This might make sense commercially as I can’t see a CP striking agreements with hundreds of ISPs for what might be a very low number of video streams. An aggregator might – is BT going up against the likes of Akamai and Limelight – global players? In which case I still need to understand the benefit to the ISP? I guess where I am coming to is that I can’t see CPs today doing a deal with anyone here. This might change if people are willing to pay more for premium content – eg HD or 3D HD.

The other point is that there are already Content Delivery Networks out there so this is just another one. Existing CDNs inject content into an ISP’s core network as a cheaper way for both the ISP and content providers of delivering the content than via internet transit. BT and their ISP partners will have to sell BTWCC as a better overall deal but I can’t see content providers paying for bandwidth that is currently paid for by the ISP. Moreover CDNs operate internationally and not just in a single country! Why would a Content Provider want to deal with a CDN that only operated in the UK?

Now correct me if I’m wrong but I think that there is only one ISP in the UK that uses PTA – BT Retail (BTR) or two if you want to include BT Plus Net. There are technical reasons why ISPs don’t use PTA, not the least of which is that it doesn’t currently support IPv6 or L2TP forwarding.

In the absence of there being an obvious business model for the ISP what other motives might there be for the launch of the WCC product? It could be that BT is lining up BT Retail to offer a product that is unavailable to the rest of the market even though to Ofcom’s eyes it is being made available as a product through BTW. This might offer BTR a competitive advantage over other major consumer ISPs in being able to provide a guaranteed video product.

From a cost perspective it wouldn’t matter how much BTW charged BTR for this because it would all be recovered at the group level. I’m not saying that this is the motive but it could be one.
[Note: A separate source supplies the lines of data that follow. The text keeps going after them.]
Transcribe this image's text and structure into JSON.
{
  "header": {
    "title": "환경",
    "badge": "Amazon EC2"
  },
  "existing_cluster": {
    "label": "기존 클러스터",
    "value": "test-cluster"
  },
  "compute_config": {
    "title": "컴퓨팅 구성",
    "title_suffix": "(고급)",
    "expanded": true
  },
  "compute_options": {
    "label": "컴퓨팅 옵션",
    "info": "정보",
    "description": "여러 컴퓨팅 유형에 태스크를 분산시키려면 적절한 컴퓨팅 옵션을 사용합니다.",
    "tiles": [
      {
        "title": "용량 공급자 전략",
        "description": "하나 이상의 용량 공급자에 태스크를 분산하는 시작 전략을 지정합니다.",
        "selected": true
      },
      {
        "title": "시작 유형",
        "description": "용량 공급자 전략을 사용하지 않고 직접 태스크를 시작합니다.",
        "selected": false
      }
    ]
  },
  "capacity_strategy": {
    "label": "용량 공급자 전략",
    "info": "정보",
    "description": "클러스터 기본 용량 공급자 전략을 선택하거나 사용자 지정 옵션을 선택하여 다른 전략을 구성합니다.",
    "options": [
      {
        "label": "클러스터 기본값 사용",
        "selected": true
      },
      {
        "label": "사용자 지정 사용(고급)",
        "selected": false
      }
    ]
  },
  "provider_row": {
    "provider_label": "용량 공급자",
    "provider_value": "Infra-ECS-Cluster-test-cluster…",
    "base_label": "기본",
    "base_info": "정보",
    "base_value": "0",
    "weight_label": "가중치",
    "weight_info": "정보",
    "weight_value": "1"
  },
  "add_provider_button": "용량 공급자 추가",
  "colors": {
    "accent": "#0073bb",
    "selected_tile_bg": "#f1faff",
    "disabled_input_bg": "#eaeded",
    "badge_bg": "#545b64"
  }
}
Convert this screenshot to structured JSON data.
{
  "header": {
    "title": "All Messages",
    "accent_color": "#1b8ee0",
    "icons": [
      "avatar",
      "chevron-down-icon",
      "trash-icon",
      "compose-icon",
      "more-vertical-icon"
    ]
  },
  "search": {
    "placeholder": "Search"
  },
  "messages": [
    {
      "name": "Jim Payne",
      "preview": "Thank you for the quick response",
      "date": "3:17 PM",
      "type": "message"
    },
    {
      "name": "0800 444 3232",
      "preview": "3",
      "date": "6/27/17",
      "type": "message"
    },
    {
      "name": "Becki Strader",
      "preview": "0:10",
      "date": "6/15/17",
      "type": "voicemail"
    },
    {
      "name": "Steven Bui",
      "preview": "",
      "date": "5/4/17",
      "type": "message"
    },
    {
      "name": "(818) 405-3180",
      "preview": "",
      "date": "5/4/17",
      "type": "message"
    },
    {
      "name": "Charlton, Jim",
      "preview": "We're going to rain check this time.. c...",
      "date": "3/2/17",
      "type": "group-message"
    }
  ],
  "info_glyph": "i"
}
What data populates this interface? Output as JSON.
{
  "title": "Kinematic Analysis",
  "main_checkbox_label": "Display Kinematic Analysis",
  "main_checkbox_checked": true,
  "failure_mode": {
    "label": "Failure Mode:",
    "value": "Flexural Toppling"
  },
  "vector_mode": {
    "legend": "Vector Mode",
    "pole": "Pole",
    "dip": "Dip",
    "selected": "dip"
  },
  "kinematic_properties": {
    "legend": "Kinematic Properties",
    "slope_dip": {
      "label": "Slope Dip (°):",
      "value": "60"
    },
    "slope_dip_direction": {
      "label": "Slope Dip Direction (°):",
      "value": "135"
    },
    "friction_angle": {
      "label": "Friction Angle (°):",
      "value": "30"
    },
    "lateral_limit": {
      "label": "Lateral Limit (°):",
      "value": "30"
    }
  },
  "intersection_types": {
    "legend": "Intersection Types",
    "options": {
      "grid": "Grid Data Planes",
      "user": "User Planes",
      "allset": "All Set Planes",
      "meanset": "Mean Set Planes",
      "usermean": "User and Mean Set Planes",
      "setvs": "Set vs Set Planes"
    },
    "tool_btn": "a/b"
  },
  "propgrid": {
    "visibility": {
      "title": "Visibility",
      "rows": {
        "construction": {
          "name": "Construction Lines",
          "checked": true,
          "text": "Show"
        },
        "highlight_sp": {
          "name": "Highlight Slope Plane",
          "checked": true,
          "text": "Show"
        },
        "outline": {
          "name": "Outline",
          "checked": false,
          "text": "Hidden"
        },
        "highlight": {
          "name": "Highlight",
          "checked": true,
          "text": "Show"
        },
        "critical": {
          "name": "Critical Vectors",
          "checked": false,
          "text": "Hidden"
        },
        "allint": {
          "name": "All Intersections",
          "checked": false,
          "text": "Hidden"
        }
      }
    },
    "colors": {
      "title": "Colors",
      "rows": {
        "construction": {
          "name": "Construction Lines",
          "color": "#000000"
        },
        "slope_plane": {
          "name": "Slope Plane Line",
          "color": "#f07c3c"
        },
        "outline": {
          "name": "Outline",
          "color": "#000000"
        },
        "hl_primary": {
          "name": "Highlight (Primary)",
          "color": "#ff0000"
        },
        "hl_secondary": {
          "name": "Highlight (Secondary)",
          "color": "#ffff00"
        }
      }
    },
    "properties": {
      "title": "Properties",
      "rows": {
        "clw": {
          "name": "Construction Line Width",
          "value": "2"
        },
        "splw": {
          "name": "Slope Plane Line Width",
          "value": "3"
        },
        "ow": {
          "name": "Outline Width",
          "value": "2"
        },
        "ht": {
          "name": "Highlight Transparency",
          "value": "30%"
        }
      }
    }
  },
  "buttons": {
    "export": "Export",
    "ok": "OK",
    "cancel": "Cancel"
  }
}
Coming back to the opening paragraph there is a scenario that this isn’t a NetNeutrality issue at all but a UK competition law issue. Time will tell – a real business model might appear.

I would say that from a Net Neutrality perspective this is all a fuss over nothing and the advice to politicians is still to sit on the fence. Ofcom might want to consider taking a microscope to the product though, just to be on the safe side. It certainly could add to the argument in favour of breaking up BT into its components. As far as ISPs go those of us who aren’t consumer players aren’t yet involved in the debate. As far as BT goes its cards are currently right up against its chest so who knows whether WCC, as advertised, is a good business or not.

Link to BT video

Sorry about all the acronyms. If they mean nothing to you I would just brush over them and go for the general gist.